Does updating your estate planning documents really matter? If you want to leave peace and harmony in your family when you go, the answer is yes. If you want to precipitate a war among loved ones and family members, there is no better way to do it than to have fights over the meaning of language you have left behind. “Everything to my spouse, if she survives and, if not, in equal shares to my children.” Sound good? It is, unless you take into account that the creator of this language was divorced with two children he has not seen for twenty years; remarried to a woman who died but had children and has been rearing his step-children (whom he never adopted) as his own for twenty years. Under the language, the step-children are cut out of the will entirely.
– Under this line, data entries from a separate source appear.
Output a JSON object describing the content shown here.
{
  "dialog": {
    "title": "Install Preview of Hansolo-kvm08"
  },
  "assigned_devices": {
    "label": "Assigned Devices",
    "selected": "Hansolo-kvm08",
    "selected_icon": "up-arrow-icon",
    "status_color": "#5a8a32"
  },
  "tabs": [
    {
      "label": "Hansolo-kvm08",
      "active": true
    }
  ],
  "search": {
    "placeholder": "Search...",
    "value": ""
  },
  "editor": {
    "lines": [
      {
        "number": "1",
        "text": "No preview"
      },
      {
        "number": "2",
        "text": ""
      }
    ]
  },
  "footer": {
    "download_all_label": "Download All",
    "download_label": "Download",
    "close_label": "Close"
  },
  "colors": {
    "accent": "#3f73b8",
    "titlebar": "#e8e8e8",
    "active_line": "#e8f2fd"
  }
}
Or, suppose you went to the trouble of protecting your loved ones by creating a Revocable Living Trust. The concept of the Trust is to avoid the probate process. To do that, you re-titled your property into the name of your Trust so that you would not die holding property in your sole name. Holding property in your sole name means your loved ones have to go through the probate process to take possession of the property. To create a Trust and not check it periodically just defeats the purpose of the Trust. Suppose, for example, that you inherited a house after you created your Trust and you did not update the Trust to include it. When you die, that house will have to go through the probate process to get to your loved ones – the very thing you created the trust to avoid. Updating a Trust is critically important and you should be meeting with your estate planning attorney to do that every couple of years.
Let’s not forget the critical Power of Attorney document or your Living Will. The person you might have appointed in your Power of Attorney years ago may no longer be capable or even willing to serve in that capacity. Most attorneys advise clients to name at least two fall-back persons who can act as Power of Attorney in the event the named person doesn’t survive. If you have not yet done that, make sure you do. And, if you have not reviewed your “no life-sustaining procedures” requests made under your Living Will, make sure you still agree with what you said. Keep in mind—with all estate planning documents, the latest dated document counts.
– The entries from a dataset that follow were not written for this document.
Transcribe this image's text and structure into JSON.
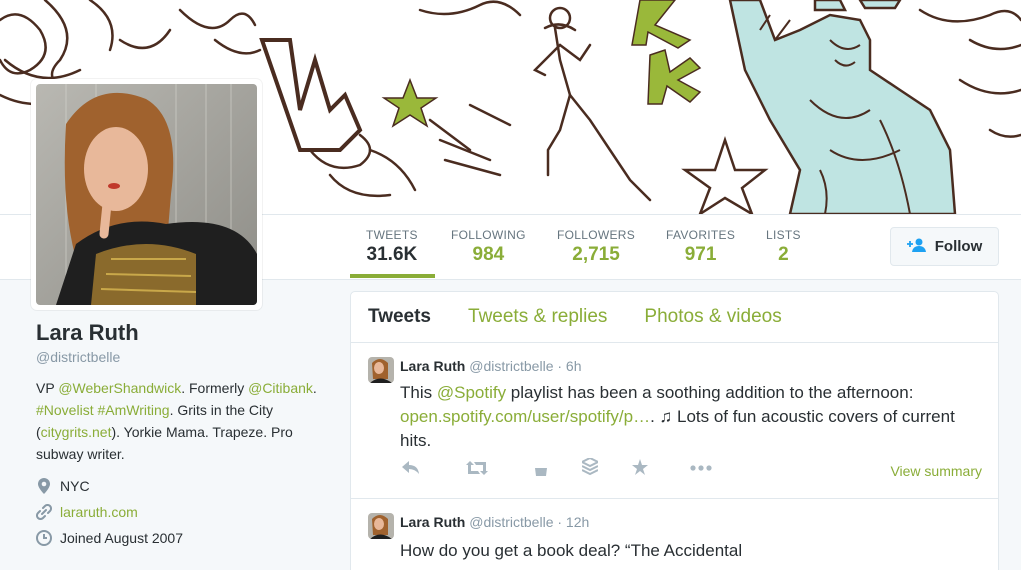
{
  "profile": {
    "name": "Lara Ruth",
    "handle": "@districtbelle",
    "bio": {
      "t1": "VP ",
      "m1": "@WeberShandwick",
      "t2": ". Formerly ",
      "m2": "@Citibank",
      "t3": ". ",
      "h1": "#Novelist",
      "t4": " ",
      "h2": "#AmWriting",
      "t5": ". Grits in the City (",
      "l1": "citygrits.net",
      "t6": "). Yorkie Mama. Trapeze. Pro subway writer."
    },
    "location": "NYC",
    "website": "lararuth.com",
    "joined": "Joined August 2007"
  },
  "stats": [
    {
      "label": "TWEETS",
      "value": "31.6K"
    },
    {
      "label": "FOLLOWING",
      "value": "984"
    },
    {
      "label": "FOLLOWERS",
      "value": "2,715"
    },
    {
      "label": "FAVORITES",
      "value": "971"
    },
    {
      "label": "LISTS",
      "value": "2"
    }
  ],
  "follow_label": "Follow",
  "tabs": [
    "Tweets",
    "Tweets & replies",
    "Photos & videos"
  ],
  "tweets": [
    {
      "name": "Lara Ruth",
      "handle": "@districtbelle",
      "time": "· 6h",
      "p1": "This ",
      "mention": "@Spotify",
      "p2": " playlist has been a soothing addition to the afternoon: ",
      "link": "open.spotify.com/user/spotify/p…",
      "p3": ". ♫ Lots of fun acoustic covers of current hits.",
      "view_summary": "View summary"
    },
    {
      "name": "Lara Ruth",
      "handle": "@districtbelle",
      "time": "· 12h",
      "text": "How do you get a book deal? “The Accidental"
    }
  ],
  "colors": {
    "accent": "#8aad38",
    "banner_ink": "#4a2c20",
    "banner_green": "#9ab83a",
    "banner_blue": "#bfe4e2"
  },
  "icons": [
    "location-icon",
    "link-icon",
    "calendar-icon",
    "reply-icon",
    "retweet-icon",
    "bucket-icon",
    "stack-icon",
    "star-icon",
    "more-icon",
    "add-user-icon"
  ]
}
What about those beneficiaries you designated to receive your retirement amount or insurance proceeds when you die? When was the last time you checked those? You need to know that a Will or a Trust will NOT override the beneficiaries you have named to receive insurance or retirement proceeds. So, make sure those beneficiaries match what you want to do in your Will or Trust. Have you left your retirement savings to an ex-spouse? Or your life insurance proceeds to your deceased parents? Updating beneficiary designations is one of the most important tasks you can complete to ensure you have protected yourself and your loved ones.
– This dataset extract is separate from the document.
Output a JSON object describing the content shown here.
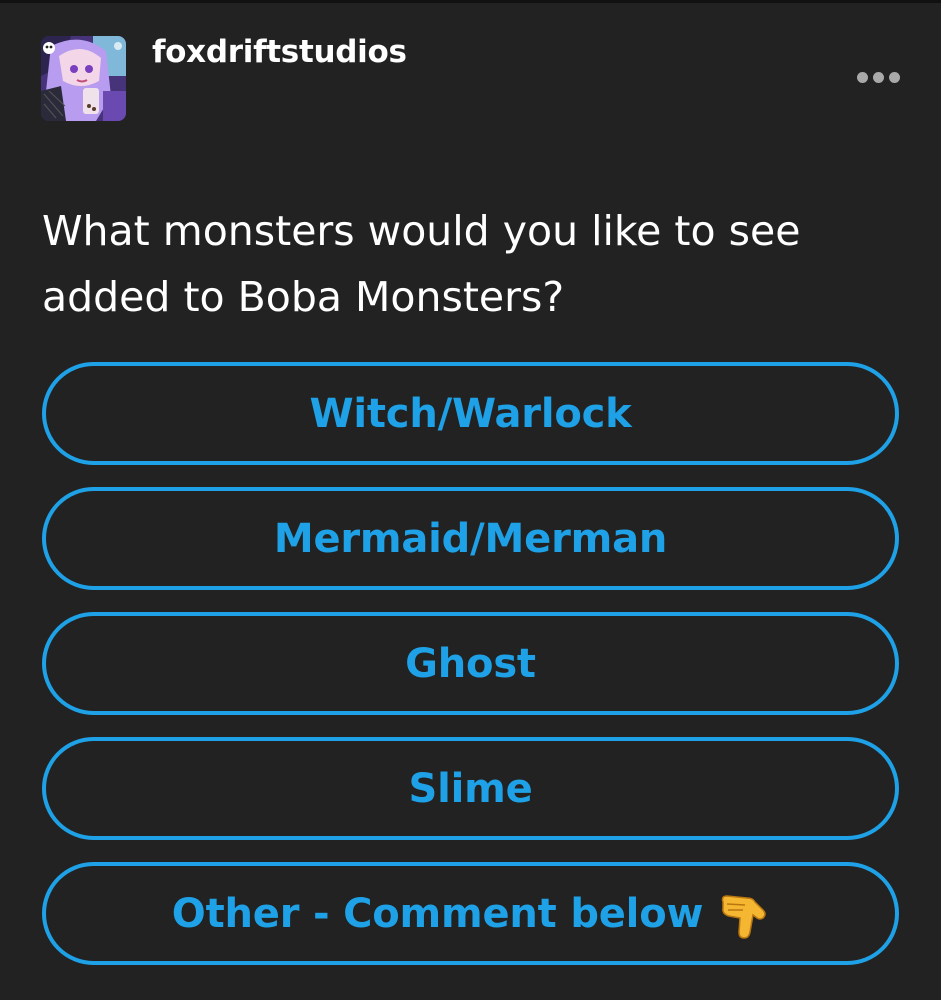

Updating your estate documents is not a difficult task. Many firms, including mine, offer document review at no charge. Even if you have changes you want to make, amending your documents is not a costly proposition. Give yourself the gift of peace of mind by regularly reviewing what you have and keeping all your estate planning documents up to date.
About the Author: Lyn Striegel is an attorney in private practice in Chesapeake Beach and Annapolis. Lyn has over 30 years experience in the fields of estate and financial planning and is the author of “Live Secure: Estate and Financial Planning for Women and the Men Who Love Them (2011 ed.).” Nothing in this article constitutes specific legal or financial advice and readers are advised to consult their own counsel.